Stored dataset items:
:::::

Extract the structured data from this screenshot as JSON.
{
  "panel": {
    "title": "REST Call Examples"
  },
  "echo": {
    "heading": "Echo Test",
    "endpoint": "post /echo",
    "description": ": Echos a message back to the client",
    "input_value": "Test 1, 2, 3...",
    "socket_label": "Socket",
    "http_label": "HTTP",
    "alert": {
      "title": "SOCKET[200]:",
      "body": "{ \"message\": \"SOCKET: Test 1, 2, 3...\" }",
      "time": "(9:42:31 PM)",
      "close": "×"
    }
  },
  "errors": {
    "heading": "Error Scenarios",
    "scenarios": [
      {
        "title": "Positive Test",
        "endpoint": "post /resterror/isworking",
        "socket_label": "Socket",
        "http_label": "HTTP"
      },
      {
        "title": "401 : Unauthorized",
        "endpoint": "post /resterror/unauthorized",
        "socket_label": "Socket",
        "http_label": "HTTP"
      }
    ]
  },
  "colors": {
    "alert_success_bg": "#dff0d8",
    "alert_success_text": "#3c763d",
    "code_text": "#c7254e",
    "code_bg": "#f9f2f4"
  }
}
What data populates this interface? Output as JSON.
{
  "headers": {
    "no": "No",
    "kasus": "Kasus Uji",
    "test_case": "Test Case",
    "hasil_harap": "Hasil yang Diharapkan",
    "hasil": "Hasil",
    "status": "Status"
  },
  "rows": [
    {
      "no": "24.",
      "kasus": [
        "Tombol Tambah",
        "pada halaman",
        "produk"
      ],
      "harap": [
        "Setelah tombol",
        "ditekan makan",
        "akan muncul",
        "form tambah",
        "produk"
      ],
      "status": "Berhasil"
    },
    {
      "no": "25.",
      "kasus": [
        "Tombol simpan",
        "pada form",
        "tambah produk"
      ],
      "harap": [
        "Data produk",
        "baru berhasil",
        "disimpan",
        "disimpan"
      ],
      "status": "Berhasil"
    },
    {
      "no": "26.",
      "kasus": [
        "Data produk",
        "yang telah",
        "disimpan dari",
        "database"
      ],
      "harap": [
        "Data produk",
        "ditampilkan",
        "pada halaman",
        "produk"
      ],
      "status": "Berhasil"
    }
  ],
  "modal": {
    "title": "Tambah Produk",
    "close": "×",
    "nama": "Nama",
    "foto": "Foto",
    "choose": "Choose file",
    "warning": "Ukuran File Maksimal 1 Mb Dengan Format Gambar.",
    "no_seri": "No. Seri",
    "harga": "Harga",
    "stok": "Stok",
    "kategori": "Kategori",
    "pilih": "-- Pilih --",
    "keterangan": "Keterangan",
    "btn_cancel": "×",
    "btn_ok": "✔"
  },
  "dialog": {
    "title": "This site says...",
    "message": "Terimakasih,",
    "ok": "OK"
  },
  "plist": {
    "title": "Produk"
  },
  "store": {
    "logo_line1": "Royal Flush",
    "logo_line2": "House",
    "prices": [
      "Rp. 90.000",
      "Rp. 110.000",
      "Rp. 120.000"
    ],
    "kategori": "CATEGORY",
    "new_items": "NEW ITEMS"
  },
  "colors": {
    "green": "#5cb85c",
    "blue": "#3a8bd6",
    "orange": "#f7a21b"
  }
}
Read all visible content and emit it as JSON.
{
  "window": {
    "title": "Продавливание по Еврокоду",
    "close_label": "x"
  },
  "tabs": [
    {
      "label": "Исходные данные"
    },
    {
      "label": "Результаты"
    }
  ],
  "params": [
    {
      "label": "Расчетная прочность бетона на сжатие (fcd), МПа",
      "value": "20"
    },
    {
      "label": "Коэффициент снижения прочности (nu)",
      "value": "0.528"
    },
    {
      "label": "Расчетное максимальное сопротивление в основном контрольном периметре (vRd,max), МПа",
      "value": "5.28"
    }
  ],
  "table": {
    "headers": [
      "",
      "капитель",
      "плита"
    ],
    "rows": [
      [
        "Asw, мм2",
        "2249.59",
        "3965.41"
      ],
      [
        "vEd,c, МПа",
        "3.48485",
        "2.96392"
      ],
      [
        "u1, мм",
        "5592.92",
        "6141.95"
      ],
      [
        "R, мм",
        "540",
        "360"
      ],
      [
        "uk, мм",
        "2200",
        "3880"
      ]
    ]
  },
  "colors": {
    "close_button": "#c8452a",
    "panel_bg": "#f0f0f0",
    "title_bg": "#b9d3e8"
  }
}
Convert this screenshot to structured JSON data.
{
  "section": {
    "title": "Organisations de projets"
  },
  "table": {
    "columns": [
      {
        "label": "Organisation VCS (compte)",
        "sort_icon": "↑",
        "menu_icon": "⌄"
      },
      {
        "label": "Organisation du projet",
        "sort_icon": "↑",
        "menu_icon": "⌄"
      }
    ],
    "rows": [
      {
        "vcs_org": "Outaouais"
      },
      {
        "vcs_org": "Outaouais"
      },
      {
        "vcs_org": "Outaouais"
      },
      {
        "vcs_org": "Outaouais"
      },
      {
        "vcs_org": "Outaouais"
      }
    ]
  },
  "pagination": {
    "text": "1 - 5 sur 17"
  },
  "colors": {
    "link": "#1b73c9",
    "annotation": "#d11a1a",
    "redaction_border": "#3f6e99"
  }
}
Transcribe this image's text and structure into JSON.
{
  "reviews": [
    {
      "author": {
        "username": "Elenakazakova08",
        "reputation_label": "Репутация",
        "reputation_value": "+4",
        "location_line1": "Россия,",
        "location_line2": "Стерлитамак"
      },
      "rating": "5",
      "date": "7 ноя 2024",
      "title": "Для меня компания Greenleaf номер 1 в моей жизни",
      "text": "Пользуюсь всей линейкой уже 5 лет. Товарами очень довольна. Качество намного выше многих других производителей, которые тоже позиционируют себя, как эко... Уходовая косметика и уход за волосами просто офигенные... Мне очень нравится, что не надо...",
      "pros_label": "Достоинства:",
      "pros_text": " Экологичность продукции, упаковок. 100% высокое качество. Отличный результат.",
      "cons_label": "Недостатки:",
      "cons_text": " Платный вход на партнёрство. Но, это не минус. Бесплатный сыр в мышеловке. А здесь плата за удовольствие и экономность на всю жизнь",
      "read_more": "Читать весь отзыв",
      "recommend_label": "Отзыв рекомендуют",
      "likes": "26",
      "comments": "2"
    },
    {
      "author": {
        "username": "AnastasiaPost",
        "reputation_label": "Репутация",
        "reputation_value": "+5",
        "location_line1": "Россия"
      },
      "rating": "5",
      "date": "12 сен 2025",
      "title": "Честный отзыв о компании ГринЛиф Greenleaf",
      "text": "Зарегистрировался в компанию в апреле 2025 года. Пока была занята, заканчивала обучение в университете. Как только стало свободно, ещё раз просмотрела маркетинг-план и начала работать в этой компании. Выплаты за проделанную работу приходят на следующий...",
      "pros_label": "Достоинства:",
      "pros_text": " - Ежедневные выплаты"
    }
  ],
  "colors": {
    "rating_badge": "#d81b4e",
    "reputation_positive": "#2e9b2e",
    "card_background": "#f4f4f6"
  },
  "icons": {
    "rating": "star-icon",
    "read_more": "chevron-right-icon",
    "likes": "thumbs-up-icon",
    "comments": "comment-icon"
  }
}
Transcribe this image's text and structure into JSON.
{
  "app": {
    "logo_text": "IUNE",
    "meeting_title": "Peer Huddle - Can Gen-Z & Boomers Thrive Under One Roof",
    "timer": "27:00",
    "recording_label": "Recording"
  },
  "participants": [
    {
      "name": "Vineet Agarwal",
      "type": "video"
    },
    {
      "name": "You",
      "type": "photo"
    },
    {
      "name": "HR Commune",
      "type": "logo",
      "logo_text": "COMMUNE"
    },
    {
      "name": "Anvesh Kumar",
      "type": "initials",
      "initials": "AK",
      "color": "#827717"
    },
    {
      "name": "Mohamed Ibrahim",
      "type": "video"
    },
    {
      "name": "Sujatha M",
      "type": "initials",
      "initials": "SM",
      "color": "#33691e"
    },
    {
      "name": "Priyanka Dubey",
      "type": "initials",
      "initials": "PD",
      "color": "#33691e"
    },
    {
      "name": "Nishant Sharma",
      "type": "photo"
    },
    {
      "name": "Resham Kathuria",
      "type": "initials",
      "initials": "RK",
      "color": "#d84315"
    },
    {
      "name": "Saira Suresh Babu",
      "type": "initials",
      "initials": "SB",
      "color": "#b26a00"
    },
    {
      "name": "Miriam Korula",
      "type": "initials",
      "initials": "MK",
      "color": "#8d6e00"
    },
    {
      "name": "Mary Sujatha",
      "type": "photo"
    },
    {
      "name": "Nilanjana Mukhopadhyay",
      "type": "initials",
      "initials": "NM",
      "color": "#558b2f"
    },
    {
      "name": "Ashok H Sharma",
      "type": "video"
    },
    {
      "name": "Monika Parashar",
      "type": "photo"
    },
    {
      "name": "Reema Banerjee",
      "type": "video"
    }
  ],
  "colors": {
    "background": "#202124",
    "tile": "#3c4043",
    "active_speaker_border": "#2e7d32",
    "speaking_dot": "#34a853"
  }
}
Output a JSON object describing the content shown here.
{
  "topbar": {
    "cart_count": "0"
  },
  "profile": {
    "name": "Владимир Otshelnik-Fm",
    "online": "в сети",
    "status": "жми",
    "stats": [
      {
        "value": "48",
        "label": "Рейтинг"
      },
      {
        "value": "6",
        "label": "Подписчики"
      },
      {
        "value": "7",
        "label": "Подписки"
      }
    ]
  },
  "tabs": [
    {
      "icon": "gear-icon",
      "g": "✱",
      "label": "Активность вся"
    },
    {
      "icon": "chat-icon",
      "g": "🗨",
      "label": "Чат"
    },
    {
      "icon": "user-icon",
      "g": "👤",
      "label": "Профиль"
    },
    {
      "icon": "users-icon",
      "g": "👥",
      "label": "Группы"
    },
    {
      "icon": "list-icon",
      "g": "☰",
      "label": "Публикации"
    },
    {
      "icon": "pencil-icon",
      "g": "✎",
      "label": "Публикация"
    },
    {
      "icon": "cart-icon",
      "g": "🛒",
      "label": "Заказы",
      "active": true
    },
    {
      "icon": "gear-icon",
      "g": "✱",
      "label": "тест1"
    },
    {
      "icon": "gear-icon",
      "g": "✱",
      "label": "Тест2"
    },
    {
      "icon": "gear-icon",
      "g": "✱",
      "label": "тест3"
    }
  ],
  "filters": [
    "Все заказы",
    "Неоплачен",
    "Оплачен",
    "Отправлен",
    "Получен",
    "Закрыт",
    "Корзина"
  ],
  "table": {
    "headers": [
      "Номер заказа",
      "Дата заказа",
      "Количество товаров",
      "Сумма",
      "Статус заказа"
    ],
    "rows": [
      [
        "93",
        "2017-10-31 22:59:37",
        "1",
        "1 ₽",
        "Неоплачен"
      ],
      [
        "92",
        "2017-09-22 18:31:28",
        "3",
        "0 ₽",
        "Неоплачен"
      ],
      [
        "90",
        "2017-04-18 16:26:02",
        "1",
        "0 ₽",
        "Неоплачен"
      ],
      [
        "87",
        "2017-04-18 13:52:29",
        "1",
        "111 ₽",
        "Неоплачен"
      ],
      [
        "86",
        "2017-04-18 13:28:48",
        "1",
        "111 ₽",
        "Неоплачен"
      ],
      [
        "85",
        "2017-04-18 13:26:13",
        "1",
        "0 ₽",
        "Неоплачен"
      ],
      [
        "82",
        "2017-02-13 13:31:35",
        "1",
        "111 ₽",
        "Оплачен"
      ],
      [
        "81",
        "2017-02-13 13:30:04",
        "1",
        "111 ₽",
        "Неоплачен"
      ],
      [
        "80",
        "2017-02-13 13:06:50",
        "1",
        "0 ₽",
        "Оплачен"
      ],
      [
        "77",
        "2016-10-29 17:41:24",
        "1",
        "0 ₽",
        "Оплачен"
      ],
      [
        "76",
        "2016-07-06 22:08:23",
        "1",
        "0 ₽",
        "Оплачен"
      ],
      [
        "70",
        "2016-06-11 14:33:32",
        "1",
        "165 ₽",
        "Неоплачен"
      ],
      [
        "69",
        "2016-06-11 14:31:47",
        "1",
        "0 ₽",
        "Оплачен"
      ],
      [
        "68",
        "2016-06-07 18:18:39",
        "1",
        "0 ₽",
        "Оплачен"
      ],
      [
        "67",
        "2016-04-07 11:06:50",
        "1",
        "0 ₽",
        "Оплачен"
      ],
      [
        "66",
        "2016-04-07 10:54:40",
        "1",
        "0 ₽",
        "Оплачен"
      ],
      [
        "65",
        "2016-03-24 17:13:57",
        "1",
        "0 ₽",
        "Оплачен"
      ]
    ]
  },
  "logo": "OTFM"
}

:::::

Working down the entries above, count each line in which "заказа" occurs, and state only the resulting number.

3